*WHAT THE EXERCISE ASKS:* The answer must be a word-for-word copy of the records below, with every picture left out.
━━━━━━━━━━
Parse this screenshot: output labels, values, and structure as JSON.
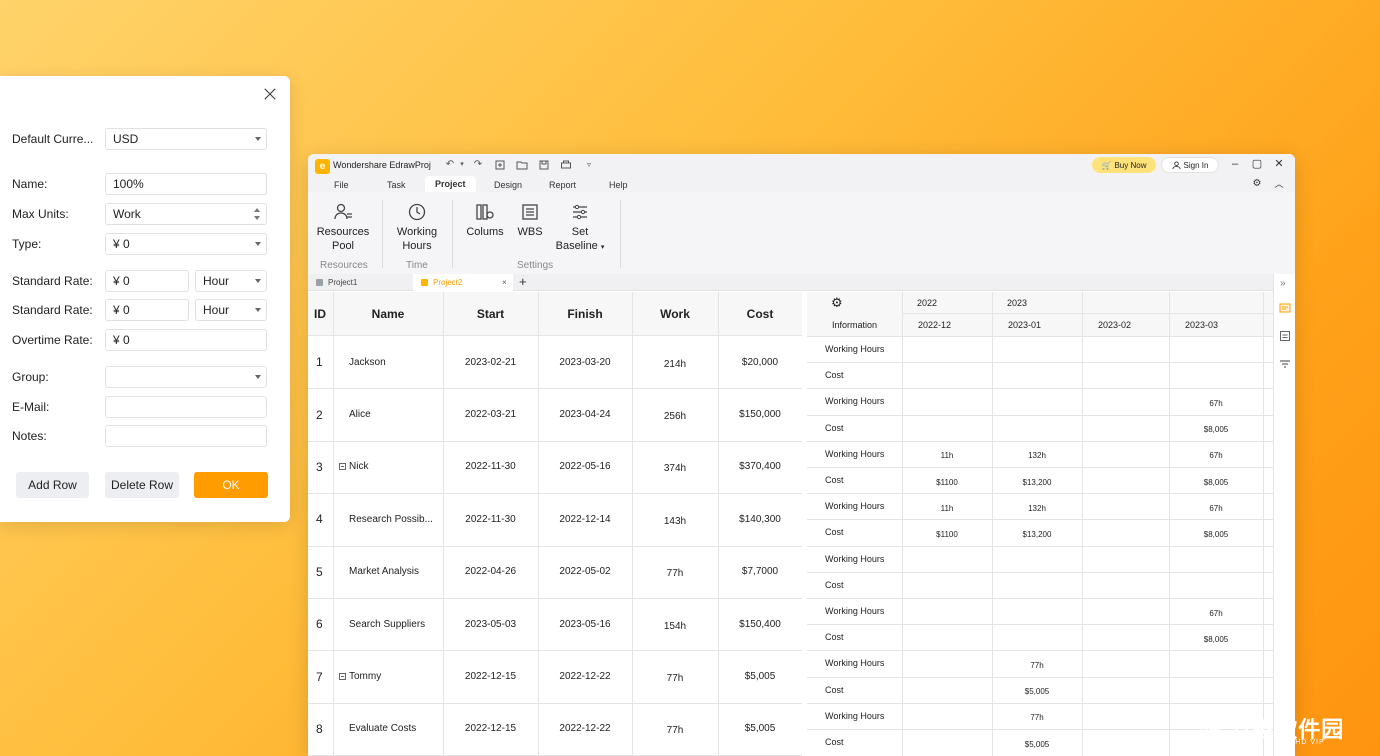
{
  "dialog": {
    "fields": [
      {
        "label": "Default Curre...",
        "value": "USD"
      },
      {
        "label": "Name:",
        "value": "100%"
      },
      {
        "label": "Max Units:",
        "value": "Work"
      },
      {
        "label": "Type:",
        "value": "¥ 0"
      },
      {
        "label": "Standard Rate:",
        "value": "¥ 0",
        "unit": "Hour"
      },
      {
        "label": "Standard Rate:",
        "value": "¥ 0",
        "unit": "Hour"
      },
      {
        "label": "Overtime Rate:",
        "value": "¥ 0"
      },
      {
        "label": "Group:",
        "value": ""
      },
      {
        "label": "E-Mail:",
        "value": ""
      },
      {
        "label": "Notes:",
        "value": ""
      }
    ],
    "add_row": "Add Row",
    "delete_row": "Delete Row",
    "ok": "OK"
  },
  "app": {
    "title": "Wondershare EdrawProj",
    "buy_now": "Buy Now",
    "sign_in": "Sign In",
    "menus": [
      "File",
      "Task",
      "Project",
      "Design",
      "Report",
      "Help"
    ],
    "active_menu": "Project",
    "ribbon": {
      "resources_pool": [
        "Resources",
        "Pool"
      ],
      "working_hours": [
        "Working",
        "Hours"
      ],
      "colums": "Colums",
      "wbs": "WBS",
      "set_baseline": [
        "Set",
        "Baseline"
      ],
      "groups": [
        "Resources",
        "Time",
        "Settings"
      ]
    },
    "doc_tabs": [
      "Project1",
      "Project2"
    ],
    "active_tab": "Project2"
  },
  "table": {
    "headers": [
      "ID",
      "Name",
      "Start",
      "Finish",
      "Work",
      "Cost"
    ],
    "rows": [
      {
        "id": "1",
        "name": "Jackson",
        "start": "2023-02-21",
        "finish": "2023-03-20",
        "work": "214h",
        "cost": "$20,000",
        "group": false
      },
      {
        "id": "2",
        "name": "Alice",
        "start": "2022-03-21",
        "finish": "2023-04-24",
        "work": "256h",
        "cost": "$150,000",
        "group": false
      },
      {
        "id": "3",
        "name": "Nick",
        "start": "2022-11-30",
        "finish": "2022-05-16",
        "work": "374h",
        "cost": "$370,400",
        "group": true
      },
      {
        "id": "4",
        "name": "Research Possib...",
        "start": "2022-11-30",
        "finish": "2022-12-14",
        "work": "143h",
        "cost": "$140,300",
        "group": false
      },
      {
        "id": "5",
        "name": "Market Analysis",
        "start": "2022-04-26",
        "finish": "2022-05-02",
        "work": "77h",
        "cost": "$7,7000",
        "group": false
      },
      {
        "id": "6",
        "name": "Search Suppliers",
        "start": "2023-05-03",
        "finish": "2023-05-16",
        "work": "154h",
        "cost": "$150,400",
        "group": false
      },
      {
        "id": "7",
        "name": "Tommy",
        "start": "2022-12-15",
        "finish": "2022-12-22",
        "work": "77h",
        "cost": "$5,005",
        "group": true
      },
      {
        "id": "8",
        "name": "Evaluate Costs",
        "start": "2022-12-15",
        "finish": "2022-12-22",
        "work": "77h",
        "cost": "$5,005",
        "group": false
      }
    ]
  },
  "usage": {
    "info_label": "Information",
    "years": [
      "2022",
      "2023"
    ],
    "months": [
      "2022-12",
      "2023-01",
      "2023-02",
      "2023-03"
    ],
    "rows": [
      {
        "label": "Working Hours",
        "vals": [
          "",
          "",
          "",
          ""
        ]
      },
      {
        "label": "Cost",
        "vals": [
          "",
          "",
          "",
          ""
        ]
      },
      {
        "label": "Working Hours",
        "vals": [
          "",
          "",
          "",
          "67h"
        ]
      },
      {
        "label": "Cost",
        "vals": [
          "",
          "",
          "",
          "$8,005"
        ]
      },
      {
        "label": "Working Hours",
        "vals": [
          "11h",
          "132h",
          "",
          "67h"
        ]
      },
      {
        "label": "Cost",
        "vals": [
          "$1100",
          "$13,200",
          "",
          "$8,005"
        ]
      },
      {
        "label": "Working Hours",
        "vals": [
          "11h",
          "132h",
          "",
          "67h"
        ]
      },
      {
        "label": "Cost",
        "vals": [
          "$1100",
          "$13,200",
          "",
          "$8,005"
        ]
      },
      {
        "label": "Working Hours",
        "vals": [
          "",
          "",
          "",
          ""
        ]
      },
      {
        "label": "Cost",
        "vals": [
          "",
          "",
          "",
          ""
        ]
      },
      {
        "label": "Working Hours",
        "vals": [
          "",
          "",
          "",
          "67h"
        ]
      },
      {
        "label": "Cost",
        "vals": [
          "",
          "",
          "",
          "$8,005"
        ]
      },
      {
        "label": "Working Hours",
        "vals": [
          "",
          "77h",
          "",
          ""
        ]
      },
      {
        "label": "Cost",
        "vals": [
          "",
          "$5,005",
          "",
          ""
        ]
      },
      {
        "label": "Working Hours",
        "vals": [
          "",
          "77h",
          "",
          ""
        ]
      },
      {
        "label": "Cost",
        "vals": [
          "",
          "$5,005",
          "",
          ""
        ]
      }
    ]
  },
  "watermark": {
    "main": "万象软件园",
    "sub": "WXHD VIP"
  }
}
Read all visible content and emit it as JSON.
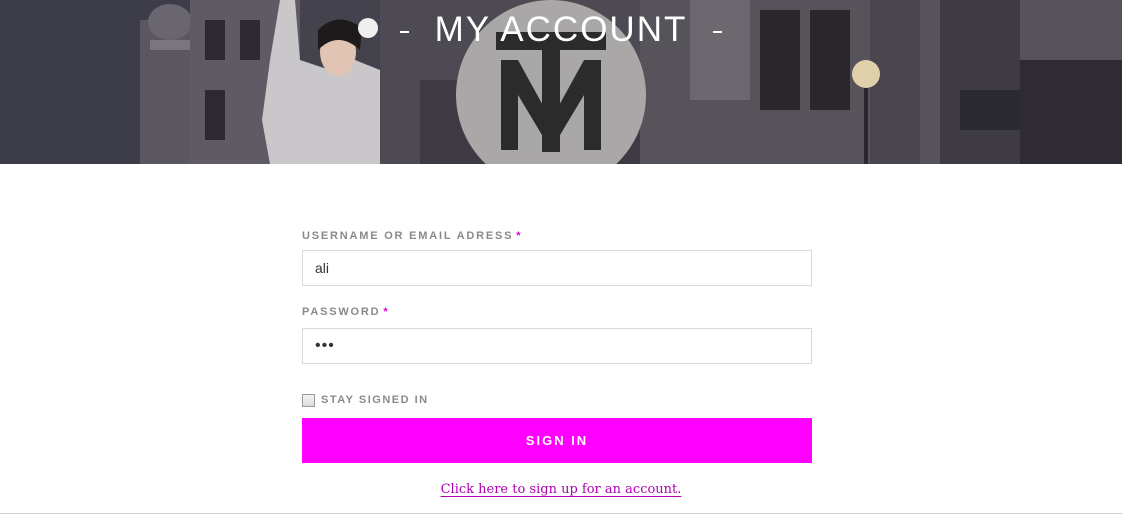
{
  "header": {
    "title": "MY ACCOUNT"
  },
  "login_form": {
    "username_label": "USERNAME OR EMAIL ADRESS",
    "username_required": "*",
    "username_value": "ali",
    "password_label": "PASSWORD",
    "password_required": "*",
    "password_value": "•••",
    "stay_signed_in_label": "STAY SIGNED IN",
    "stay_signed_in_checked": false,
    "submit_label": "SIGN IN",
    "signup_link": "Click here to sign up for an account."
  },
  "colors": {
    "accent": "#ff00ff",
    "link": "#b000b0",
    "required": "#e000e0"
  }
}
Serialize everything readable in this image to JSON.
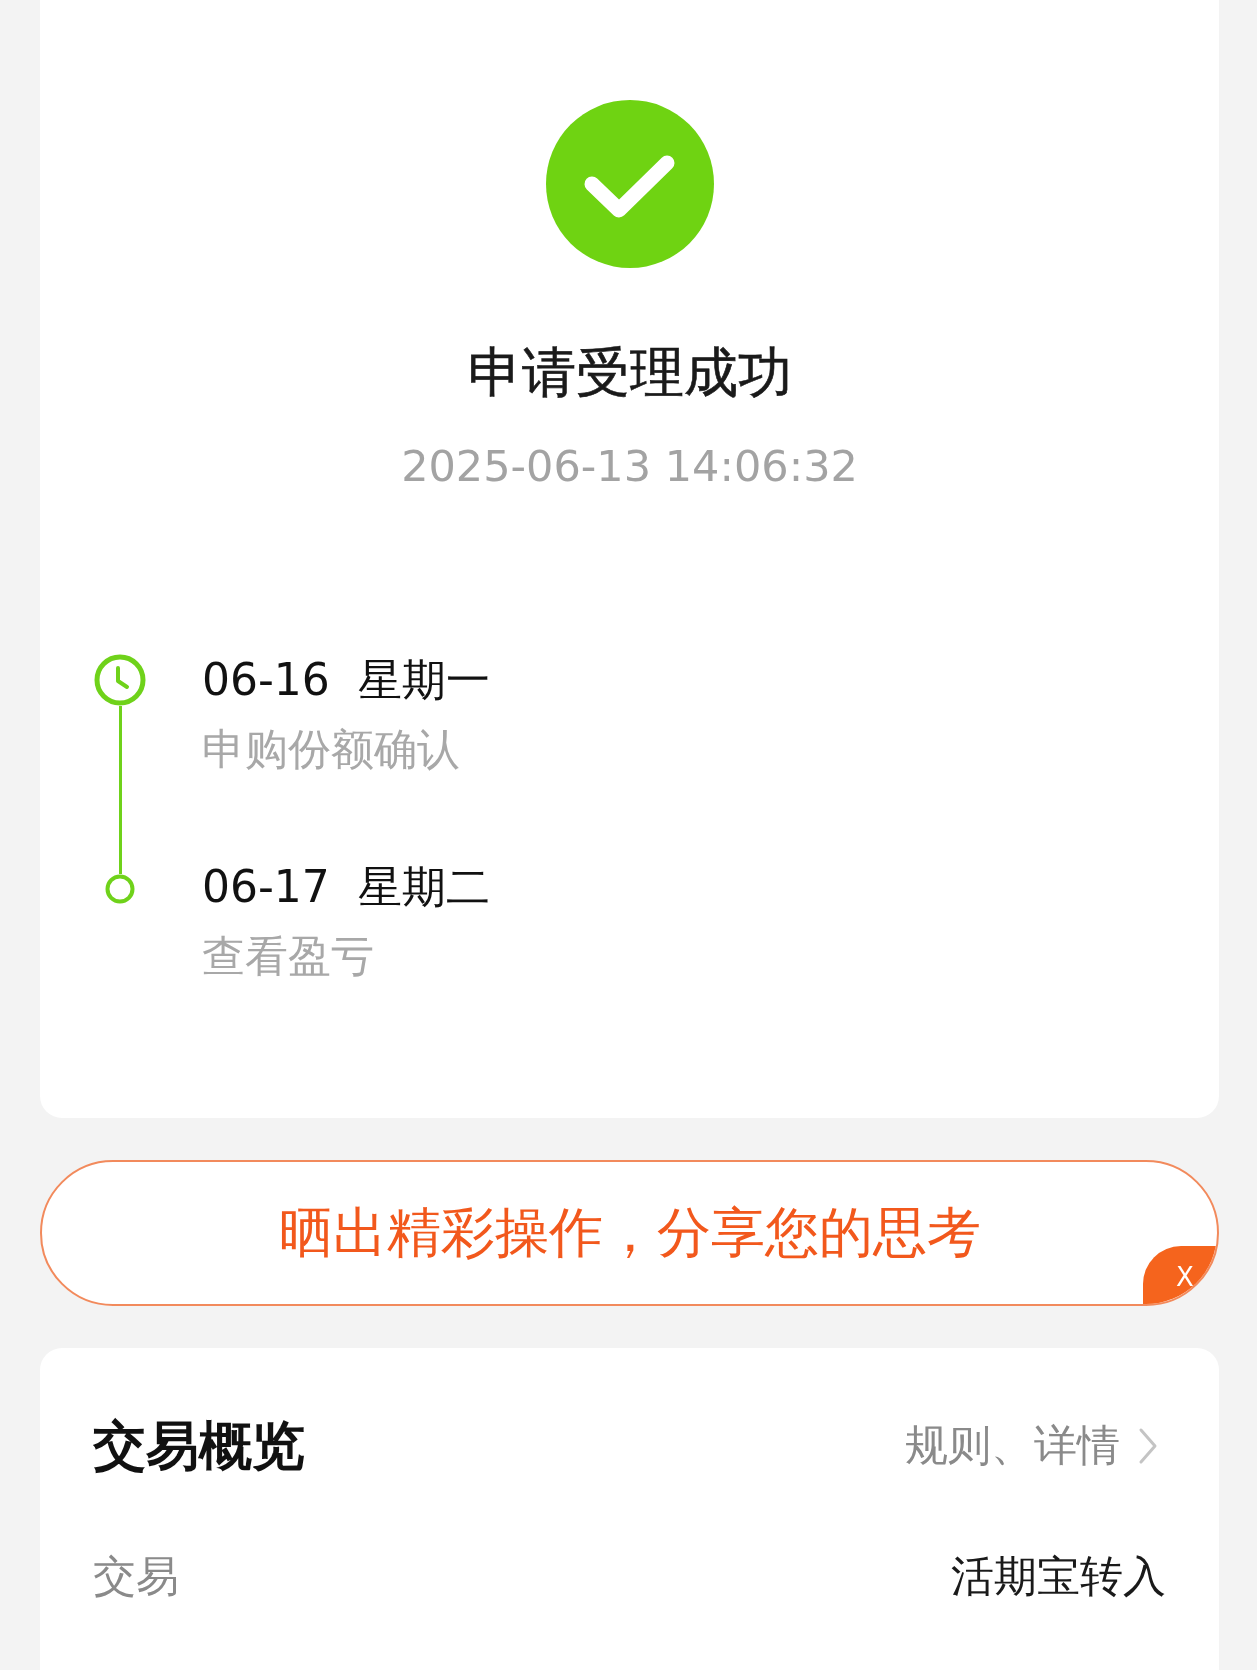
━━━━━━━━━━
*OUTPUT BELOW:*
Parse this screenshot: output labels, values, and structure as JSON.
{
  "dialog": {
    "fields": [
      {
        "label": "Default Curre...",
        "value": "USD"
      },
      {
        "label": "Name:",
        "value": "100%"
      },
      {
        "label": "Max Units:",
        "value": "Work"
      },
      {
        "label": "Type:",
        "value": "¥ 0"
      },
      {
        "label": "Standard Rate:",
        "value": "¥ 0",
        "unit": "Hour"
      },
      {
        "label": "Standard Rate:",
        "value": "¥ 0",
        "unit": "Hour"
      },
      {
        "label": "Overtime Rate:",
        "value": "¥ 0"
      },
      {
        "label": "Group:",
        "value": ""
      },
      {
        "label": "E-Mail:",
        "value": ""
      },
      {
        "label": "Notes:",
        "value": ""
      }
    ],
    "add_row": "Add Row",
    "delete_row": "Delete Row",
    "ok": "OK"
  },
  "app": {
    "title": "Wondershare EdrawProj",
    "buy_now": "Buy Now",
    "sign_in": "Sign In",
    "menus": [
      "File",
      "Task",
      "Project",
      "Design",
      "Report",
      "Help"
    ],
    "active_menu": "Project",
    "ribbon": {
      "resources_pool": [
        "Resources",
        "Pool"
      ],
      "working_hours": [
        "Working",
        "Hours"
      ],
      "colums": "Colums",
      "wbs": "WBS",
      "set_baseline": [
        "Set",
        "Baseline"
      ],
      "groups": [
        "Resources",
        "Time",
        "Settings"
      ]
    },
    "doc_tabs": [
      "Project1",
      "Project2"
    ],
    "active_tab": "Project2"
  },
  "table": {
    "headers": [
      "ID",
      "Name",
      "Start",
      "Finish",
      "Work",
      "Cost"
    ],
    "rows": [
      {
        "id": "1",
        "name": "Jackson",
        "start": "2023-02-21",
        "finish": "2023-03-20",
        "work": "214h",
        "cost": "$20,000",
        "group": false
      },
      {
        "id": "2",
        "name": "Alice",
        "start": "2022-03-21",
        "finish": "2023-04-24",
        "work": "256h",
        "cost": "$150,000",
        "group": false
      },
      {
        "id": "3",
        "name": "Nick",
        "start": "2022-11-30",
        "finish": "2022-05-16",
        "work": "374h",
        "cost": "$370,400",
        "group": true
      },
      {
        "id": "4",
        "name": "Research Possib...",
        "start": "2022-11-30",
        "finish": "2022-12-14",
        "work": "143h",
        "cost": "$140,300",
        "group": false
      },
      {
        "id": "5",
        "name": "Market Analysis",
        "start": "2022-04-26",
        "finish": "2022-05-02",
        "work": "77h",
        "cost": "$7,7000",
        "group": false
      },
      {
        "id": "6",
        "name": "Search Suppliers",
        "start": "2023-05-03",
        "finish": "2023-05-16",
        "work": "154h",
        "cost": "$150,400",
        "group": false
      },
      {
        "id": "7",
        "name": "Tommy",
        "start": "2022-12-15",
        "finish": "2022-12-22",
        "work": "77h",
        "cost": "$5,005",
        "group": true
      },
      {
        "id": "8",
        "name": "Evaluate Costs",
        "start": "2022-12-15",
        "finish": "2022-12-22",
        "work": "77h",
        "cost": "$5,005",
        "group": false
      }
    ]
  },
  "usage": {
    "info_label": "Information",
    "years": [
      "2022",
      "2023"
    ],
    "months": [
      "2022-12",
      "2023-01",
      "2023-02",
      "2023-03"
    ],
    "rows": [
      {
        "label": "Working Hours",
        "vals": [
          "",
          "",
          "",
          ""
        ]
      },
      {
        "label": "Cost",
        "vals": [
          "",
          "",
          "",
          ""
        ]
      },
      {
        "label": "Working Hours",
        "vals": [
          "",
          "",
          "",
          "67h"
        ]
      },
      {
        "label": "Cost",
        "vals": [
          "",
          "",
          "",
          "$8,005"
        ]
      },
      {
        "label": "Working Hours",
        "vals": [
          "11h",
          "132h",
          "",
          "67h"
        ]
      },
      {
        "label": "Cost",
        "vals": [
          "$1100",
          "$13,200",
          "",
          "$8,005"
        ]
      },
      {
        "label": "Working Hours",
        "vals": [
          "11h",
          "132h",
          "",
          "67h"
        ]
      },
      {
        "label": "Cost",
        "vals": [
          "$1100",
          "$13,200",
          "",
          "$8,005"
        ]
      },
      {
        "label": "Working Hours",
        "vals": [
          "",
          "",
          "",
          ""
        ]
      },
      {
        "label": "Cost",
        "vals": [
          "",
          "",
          "",
          ""
        ]
      },
      {
        "label": "Working Hours",
        "vals": [
          "",
          "",
          "",
          "67h"
        ]
      },
      {
        "label": "Cost",
        "vals": [
          "",
          "",
          "",
          "$8,005"
        ]
      },
      {
        "label": "Working Hours",
        "vals": [
          "",
          "77h",
          "",
          ""
        ]
      },
      {
        "label": "Cost",
        "vals": [
          "",
          "$5,005",
          "",
          ""
        ]
      },
      {
        "label": "Working Hours",
        "vals": [
          "",
          "77h",
          "",
          ""
        ]
      },
      {
        "label": "Cost",
        "vals": [
          "",
          "$5,005",
          "",
          ""
        ]
      }
    ]
  },
  "watermark": {
    "main": "万象软件园",
    "sub": "WXHD VIP"
  }
}
Read all visible content and emit it as JSON.
{
  "header": {
    "title": "MY ACCOUNT"
  },
  "login_form": {
    "username_label": "USERNAME OR EMAIL ADRESS",
    "username_required": "*",
    "username_value": "ali",
    "password_label": "PASSWORD",
    "password_required": "*",
    "password_value": "•••",
    "stay_signed_in_label": "STAY SIGNED IN",
    "stay_signed_in_checked": false,
    "submit_label": "SIGN IN",
    "signup_link": "Click here to sign up for an account."
  },
  "colors": {
    "accent": "#ff00ff",
    "link": "#b000b0",
    "required": "#e000e0"
  }
}
Serialize everything readable in this image to JSON.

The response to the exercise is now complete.